Sigtia, Siddharth, Emmanouil Benetos, Nicolas Boulanger-Lewandowski, Tillman Weyde, Artur S. d’Avila Garcez, and Simon Dixon. 2015. “A Hybrid Recurrent Neural Network for Music Transcription.” In 2015 IEEE International Conference on Acoustics, Speech and Signal Processing (ICASSP), 2061–5. IEEE. http://ieeexplore.ieee.org/xpls/abs_all.jsp?arnumber=7178333.
Sturm, Bob L., Oded Ben-Tal, Úna Monaghan, Nick Collins, Dorien Herremans, Elaine Chew, Gaëtan Hadjeres, Emmanuel Deruty, and François Pachet. 2018. “Machine Learning Research That Matters for Music Creation: A Case Study.” Journal of New Music Research 0 (0): 1–20. https://doi.org/10.1080/09298215.2018.1515233.
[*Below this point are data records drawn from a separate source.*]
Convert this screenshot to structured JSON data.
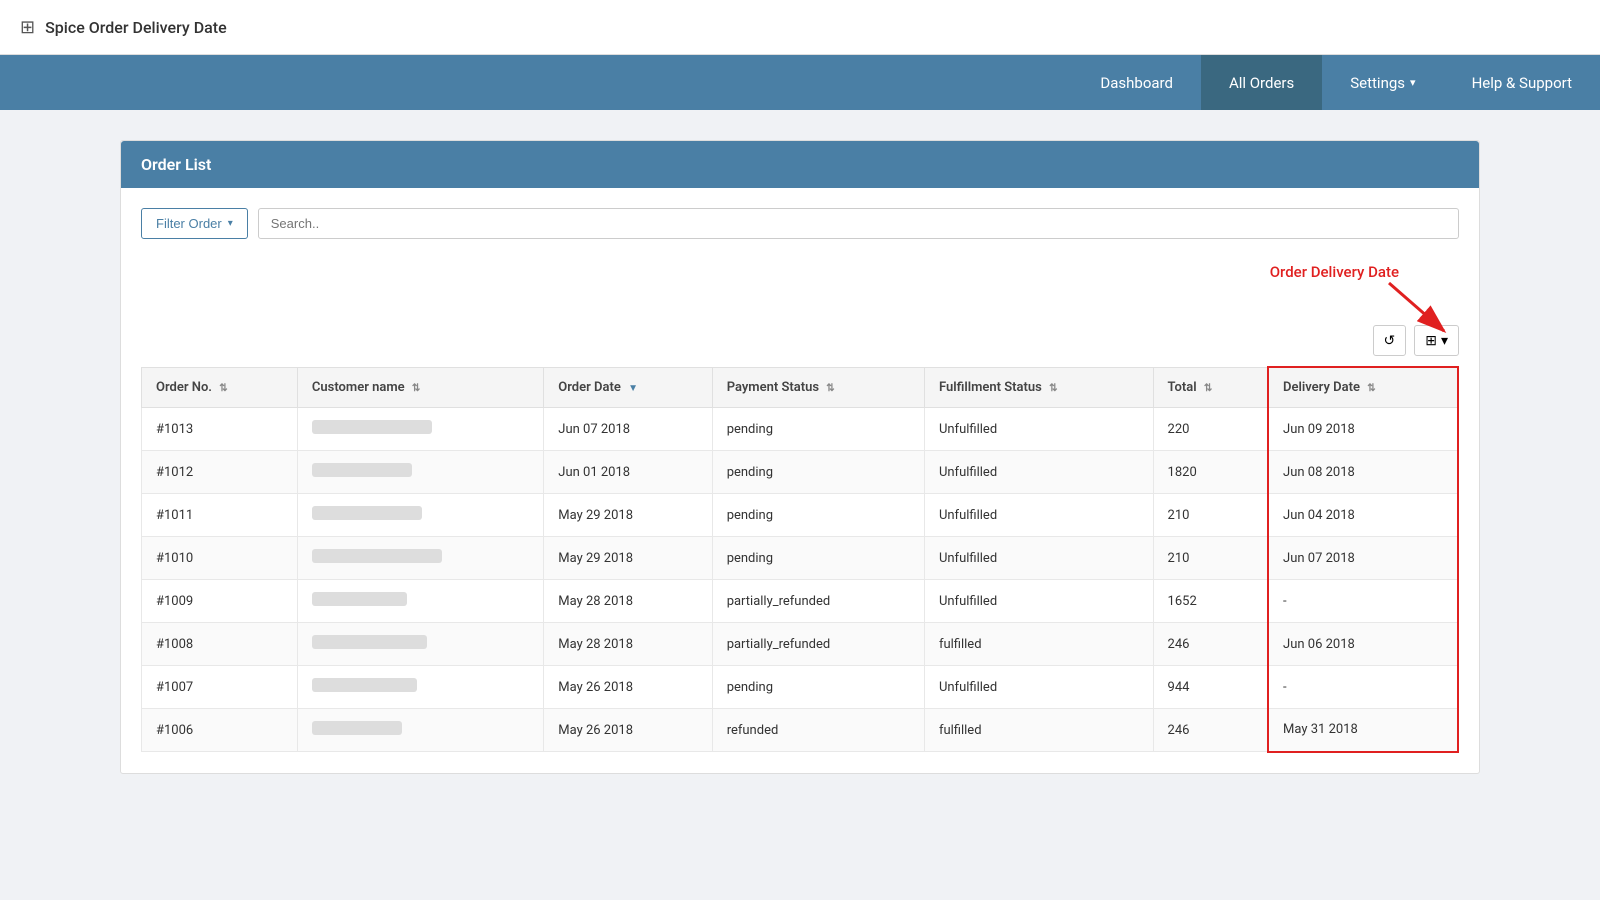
{
  "appTitle": "Spice Order Delivery Date",
  "nav": {
    "items": [
      {
        "id": "dashboard",
        "label": "Dashboard",
        "active": false
      },
      {
        "id": "all-orders",
        "label": "All Orders",
        "active": true
      },
      {
        "id": "settings",
        "label": "Settings",
        "hasDropdown": true,
        "active": false
      },
      {
        "id": "help-support",
        "label": "Help & Support",
        "active": false
      }
    ]
  },
  "orderList": {
    "title": "Order List",
    "filter": {
      "label": "Filter Order"
    },
    "search": {
      "placeholder": "Search.."
    },
    "annotation": "Order Delivery Date",
    "columns": [
      {
        "id": "order-no",
        "label": "Order No.",
        "sortable": true
      },
      {
        "id": "customer-name",
        "label": "Customer name",
        "sortable": true
      },
      {
        "id": "order-date",
        "label": "Order Date",
        "sortable": true,
        "activeSorted": true
      },
      {
        "id": "payment-status",
        "label": "Payment Status",
        "sortable": true
      },
      {
        "id": "fulfillment-status",
        "label": "Fulfillment Status",
        "sortable": true
      },
      {
        "id": "total",
        "label": "Total",
        "sortable": true
      },
      {
        "id": "delivery-date",
        "label": "Delivery Date",
        "sortable": true
      }
    ],
    "rows": [
      {
        "orderNo": "#1013",
        "customerName": "",
        "customerWidth": "120px",
        "orderDate": "Jun 07 2018",
        "paymentStatus": "pending",
        "fulfillmentStatus": "Unfulfilled",
        "total": "220",
        "deliveryDate": "Jun 09 2018"
      },
      {
        "orderNo": "#1012",
        "customerName": "",
        "customerWidth": "100px",
        "orderDate": "Jun 01 2018",
        "paymentStatus": "pending",
        "fulfillmentStatus": "Unfulfilled",
        "total": "1820",
        "deliveryDate": "Jun 08 2018"
      },
      {
        "orderNo": "#1011",
        "customerName": "",
        "customerWidth": "110px",
        "orderDate": "May 29 2018",
        "paymentStatus": "pending",
        "fulfillmentStatus": "Unfulfilled",
        "total": "210",
        "deliveryDate": "Jun 04 2018"
      },
      {
        "orderNo": "#1010",
        "customerName": "",
        "customerWidth": "130px",
        "orderDate": "May 29 2018",
        "paymentStatus": "pending",
        "fulfillmentStatus": "Unfulfilled",
        "total": "210",
        "deliveryDate": "Jun 07 2018"
      },
      {
        "orderNo": "#1009",
        "customerName": "",
        "customerWidth": "95px",
        "orderDate": "May 28 2018",
        "paymentStatus": "partially_refunded",
        "fulfillmentStatus": "Unfulfilled",
        "total": "1652",
        "deliveryDate": "-"
      },
      {
        "orderNo": "#1008",
        "customerName": "",
        "customerWidth": "115px",
        "orderDate": "May 28 2018",
        "paymentStatus": "partially_refunded",
        "fulfillmentStatus": "fulfilled",
        "total": "246",
        "deliveryDate": "Jun 06 2018"
      },
      {
        "orderNo": "#1007",
        "customerName": "",
        "customerWidth": "105px",
        "orderDate": "May 26 2018",
        "paymentStatus": "pending",
        "fulfillmentStatus": "Unfulfilled",
        "total": "944",
        "deliveryDate": "-"
      },
      {
        "orderNo": "#1006",
        "customerName": "",
        "customerWidth": "90px",
        "orderDate": "May 26 2018",
        "paymentStatus": "refunded",
        "fulfillmentStatus": "fulfilled",
        "total": "246",
        "deliveryDate": "May 31 2018"
      }
    ]
  },
  "toolbar": {
    "refreshIcon": "↺",
    "gridIcon": "⊞"
  }
}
Sun, Zheng, Jiaqi Liu, Zewang Zhang, Jingwen Chen, Zhao Huo, Ching Hua Lee, and Xiao Zhang. 2016. “Composing Music with Grammar Argumented Neural Networks and Note-Level Encoding,” November. http://arxiv.org/abs/1611.05416.
Walder, Christian. 2016a. “Modelling Symbolic Music: Beyond the Piano Roll,” June. http://arxiv.org/abs/1606.01368.
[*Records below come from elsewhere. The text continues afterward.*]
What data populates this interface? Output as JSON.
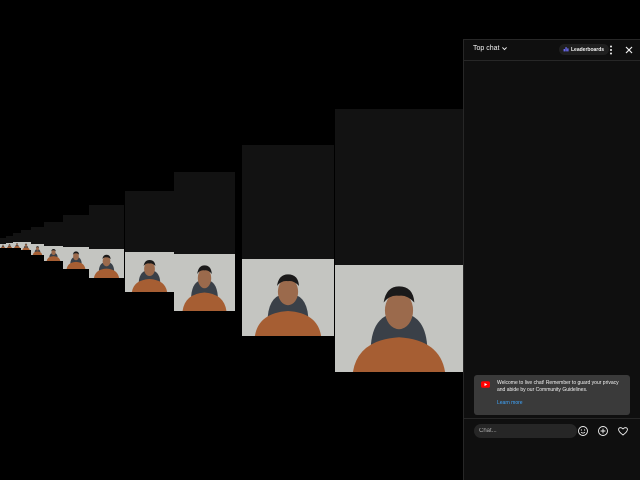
{
  "chat": {
    "mode_label": "Top chat",
    "leaderboard_label": "Leaderboards",
    "welcome_message": "Welcome to live chat! Remember to guard your privacy and abide by our Community Guidelines.",
    "learn_more_label": "Learn more",
    "input_placeholder": "Chat...",
    "icons": {
      "mode": "chevron-down-icon",
      "leaderboard": "leaderboard-icon",
      "more": "more-vert-icon",
      "close": "close-icon",
      "welcome": "youtube-logo-icon",
      "emoji": "emoji-icon",
      "add": "add-circle-icon",
      "support": "heart-icon"
    }
  },
  "theme": {
    "panel_bg": "#0f0f0f",
    "card_bg": "#3a3a3a",
    "link": "#3ea6ff",
    "brand_red": "#ff0000",
    "text": "#f1f1f1"
  }
}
———. 2016b. “Symbolic Music Data Version 1.0,” June. http://arxiv.org/abs/1606.02542.
Wyse, L. 2017. “Audio Spectrogram Representations for Processing with Convolutional Neural Networks.” In Proceedings of the First International Conference on Deep Learning and Music, Anchorage, US, May, 2017 (arXiv:1706.08675v1 [cs.NE]). http://arxiv.org/abs/1706.09559.
Yu, Haizi, and Lav R. Varshney. 2017. “Towards Deep Interpretability (MUS-ROVER II): Learning Hierarchical Representations of Tonal Music.” In Proceedings of International Conference on Learning Representations (ICLR) 2017.
Zukowski, Zack, and Cj Carr. 2017. “Generating Black Metal and Math Rock: Beyond Bach, Beethoven, and Beatles.” In 31st Conference on Neural Information Processing Systems (NIPS 2017).